**EXERCISE AIM**
Exactly as written, output each record given below.

Dataset rows describing interfaces:

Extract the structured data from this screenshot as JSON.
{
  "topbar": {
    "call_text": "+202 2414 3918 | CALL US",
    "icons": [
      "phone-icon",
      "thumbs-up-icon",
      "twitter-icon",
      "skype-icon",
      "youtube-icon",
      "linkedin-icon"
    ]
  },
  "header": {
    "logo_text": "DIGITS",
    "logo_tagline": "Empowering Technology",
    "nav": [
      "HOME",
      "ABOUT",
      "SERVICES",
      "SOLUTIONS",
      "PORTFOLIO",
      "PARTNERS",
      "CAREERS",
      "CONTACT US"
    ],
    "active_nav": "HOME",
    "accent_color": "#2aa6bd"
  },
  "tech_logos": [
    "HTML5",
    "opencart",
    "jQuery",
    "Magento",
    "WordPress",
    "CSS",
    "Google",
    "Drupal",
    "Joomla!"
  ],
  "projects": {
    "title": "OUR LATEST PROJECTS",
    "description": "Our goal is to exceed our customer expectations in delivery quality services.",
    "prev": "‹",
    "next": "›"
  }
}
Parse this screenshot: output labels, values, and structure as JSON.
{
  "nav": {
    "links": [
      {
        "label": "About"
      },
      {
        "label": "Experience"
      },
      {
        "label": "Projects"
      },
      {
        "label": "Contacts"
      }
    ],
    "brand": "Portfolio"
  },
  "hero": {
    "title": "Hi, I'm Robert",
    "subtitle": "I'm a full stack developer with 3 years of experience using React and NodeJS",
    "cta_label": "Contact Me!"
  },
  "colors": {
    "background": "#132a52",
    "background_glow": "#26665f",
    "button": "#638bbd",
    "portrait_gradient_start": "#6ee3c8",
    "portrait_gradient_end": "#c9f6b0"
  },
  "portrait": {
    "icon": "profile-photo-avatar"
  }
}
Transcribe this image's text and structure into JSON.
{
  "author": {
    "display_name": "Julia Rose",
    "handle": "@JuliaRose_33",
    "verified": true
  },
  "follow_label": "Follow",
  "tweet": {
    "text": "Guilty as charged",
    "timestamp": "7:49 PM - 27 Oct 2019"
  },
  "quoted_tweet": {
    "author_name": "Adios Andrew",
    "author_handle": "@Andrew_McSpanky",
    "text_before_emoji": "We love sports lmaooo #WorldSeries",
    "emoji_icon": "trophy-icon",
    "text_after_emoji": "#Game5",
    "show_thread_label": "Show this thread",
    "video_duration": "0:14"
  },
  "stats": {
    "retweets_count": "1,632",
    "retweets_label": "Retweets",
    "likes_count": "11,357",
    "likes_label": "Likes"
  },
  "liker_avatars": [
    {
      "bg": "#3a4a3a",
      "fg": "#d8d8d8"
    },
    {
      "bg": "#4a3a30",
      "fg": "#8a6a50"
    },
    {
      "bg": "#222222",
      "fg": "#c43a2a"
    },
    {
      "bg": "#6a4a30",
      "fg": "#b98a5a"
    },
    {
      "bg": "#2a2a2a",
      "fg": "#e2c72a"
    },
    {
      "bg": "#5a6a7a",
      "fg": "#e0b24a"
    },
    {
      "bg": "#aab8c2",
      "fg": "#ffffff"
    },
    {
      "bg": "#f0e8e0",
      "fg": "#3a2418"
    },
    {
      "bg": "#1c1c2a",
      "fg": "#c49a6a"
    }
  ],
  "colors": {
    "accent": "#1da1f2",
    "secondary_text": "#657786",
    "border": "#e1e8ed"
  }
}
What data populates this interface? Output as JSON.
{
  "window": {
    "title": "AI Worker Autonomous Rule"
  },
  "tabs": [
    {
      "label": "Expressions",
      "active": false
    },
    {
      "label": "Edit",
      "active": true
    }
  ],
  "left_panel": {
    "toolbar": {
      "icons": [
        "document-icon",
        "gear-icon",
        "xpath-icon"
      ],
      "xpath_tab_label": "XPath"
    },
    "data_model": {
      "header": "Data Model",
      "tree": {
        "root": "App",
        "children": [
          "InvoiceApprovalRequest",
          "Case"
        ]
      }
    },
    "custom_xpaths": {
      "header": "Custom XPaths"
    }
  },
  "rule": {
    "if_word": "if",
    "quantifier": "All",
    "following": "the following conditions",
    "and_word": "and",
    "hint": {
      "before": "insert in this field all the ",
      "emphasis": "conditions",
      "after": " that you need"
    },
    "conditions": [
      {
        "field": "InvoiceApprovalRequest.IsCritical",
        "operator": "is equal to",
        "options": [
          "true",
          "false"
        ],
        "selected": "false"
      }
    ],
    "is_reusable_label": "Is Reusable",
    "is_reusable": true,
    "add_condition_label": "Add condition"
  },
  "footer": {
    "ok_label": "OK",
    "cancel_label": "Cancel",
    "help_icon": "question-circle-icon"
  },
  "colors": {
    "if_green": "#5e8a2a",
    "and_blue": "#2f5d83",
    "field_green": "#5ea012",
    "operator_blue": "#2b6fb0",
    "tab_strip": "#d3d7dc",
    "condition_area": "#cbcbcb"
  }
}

**FINAL ANSWER**
Extract the structured data from this screenshot as JSON.
{
  "topbar": {
    "call_text": "+202 2414 3918 | CALL US",
    "icons": [
      "phone-icon",
      "thumbs-up-icon",
      "twitter-icon",
      "skype-icon",
      "youtube-icon",
      "linkedin-icon"
    ]
  },
  "header": {
    "logo_text": "DIGITS",
    "logo_tagline": "Empowering Technology",
    "nav": [
      "HOME",
      "ABOUT",
      "SERVICES",
      "SOLUTIONS",
      "PORTFOLIO",
      "PARTNERS",
      "CAREERS",
      "CONTACT US"
    ],
    "active_nav": "HOME",
    "accent_color": "#2aa6bd"
  },
  "tech_logos": [
    "HTML5",
    "opencart",
    "jQuery",
    "Magento",
    "WordPress",
    "CSS",
    "Google",
    "Drupal",
    "Joomla!"
  ],
  "projects": {
    "title": "OUR LATEST PROJECTS",
    "description": "Our goal is to exceed our customer expectations in delivery quality services.",
    "prev": "‹",
    "next": "›"
  }
}
Parse this screenshot: output labels, values, and structure as JSON.
{
  "nav": {
    "links": [
      {
        "label": "About"
      },
      {
        "label": "Experience"
      },
      {
        "label": "Projects"
      },
      {
        "label": "Contacts"
      }
    ],
    "brand": "Portfolio"
  },
  "hero": {
    "title": "Hi, I'm Robert",
    "subtitle": "I'm a full stack developer with 3 years of experience using React and NodeJS",
    "cta_label": "Contact Me!"
  },
  "colors": {
    "background": "#132a52",
    "background_glow": "#26665f",
    "button": "#638bbd",
    "portrait_gradient_start": "#6ee3c8",
    "portrait_gradient_end": "#c9f6b0"
  },
  "portrait": {
    "icon": "profile-photo-avatar"
  }
}
Transcribe this image's text and structure into JSON.
{
  "author": {
    "display_name": "Julia Rose",
    "handle": "@JuliaRose_33",
    "verified": true
  },
  "follow_label": "Follow",
  "tweet": {
    "text": "Guilty as charged",
    "timestamp": "7:49 PM - 27 Oct 2019"
  },
  "quoted_tweet": {
    "author_name": "Adios Andrew",
    "author_handle": "@Andrew_McSpanky",
    "text_before_emoji": "We love sports lmaooo #WorldSeries",
    "emoji_icon": "trophy-icon",
    "text_after_emoji": "#Game5",
    "show_thread_label": "Show this thread",
    "video_duration": "0:14"
  },
  "stats": {
    "retweets_count": "1,632",
    "retweets_label": "Retweets",
    "likes_count": "11,357",
    "likes_label": "Likes"
  },
  "liker_avatars": [
    {
      "bg": "#3a4a3a",
      "fg": "#d8d8d8"
    },
    {
      "bg": "#4a3a30",
      "fg": "#8a6a50"
    },
    {
      "bg": "#222222",
      "fg": "#c43a2a"
    },
    {
      "bg": "#6a4a30",
      "fg": "#b98a5a"
    },
    {
      "bg": "#2a2a2a",
      "fg": "#e2c72a"
    },
    {
      "bg": "#5a6a7a",
      "fg": "#e0b24a"
    },
    {
      "bg": "#aab8c2",
      "fg": "#ffffff"
    },
    {
      "bg": "#f0e8e0",
      "fg": "#3a2418"
    },
    {
      "bg": "#1c1c2a",
      "fg": "#c49a6a"
    }
  ],
  "colors": {
    "accent": "#1da1f2",
    "secondary_text": "#657786",
    "border": "#e1e8ed"
  }
}
What data populates this interface? Output as JSON.
{
  "window": {
    "title": "AI Worker Autonomous Rule"
  },
  "tabs": [
    {
      "label": "Expressions",
      "active": false
    },
    {
      "label": "Edit",
      "active": true
    }
  ],
  "left_panel": {
    "toolbar": {
      "icons": [
        "document-icon",
        "gear-icon",
        "xpath-icon"
      ],
      "xpath_tab_label": "XPath"
    },
    "data_model": {
      "header": "Data Model",
      "tree": {
        "root": "App",
        "children": [
          "InvoiceApprovalRequest",
          "Case"
        ]
      }
    },
    "custom_xpaths": {
      "header": "Custom XPaths"
    }
  },
  "rule": {
    "if_word": "if",
    "quantifier": "All",
    "following": "the following conditions",
    "and_word": "and",
    "hint": {
      "before": "insert in this field all the ",
      "emphasis": "conditions",
      "after": " that you need"
    },
    "conditions": [
      {
        "field": "InvoiceApprovalRequest.IsCritical",
        "operator": "is equal to",
        "options": [
          "true",
          "false"
        ],
        "selected": "false"
      }
    ],
    "is_reusable_label": "Is Reusable",
    "is_reusable": true,
    "add_condition_label": "Add condition"
  },
  "footer": {
    "ok_label": "OK",
    "cancel_label": "Cancel",
    "help_icon": "question-circle-icon"
  },
  "colors": {
    "if_green": "#5e8a2a",
    "and_blue": "#2f5d83",
    "field_green": "#5ea012",
    "operator_blue": "#2b6fb0",
    "tab_strip": "#d3d7dc",
    "condition_area": "#cbcbcb"
  }
}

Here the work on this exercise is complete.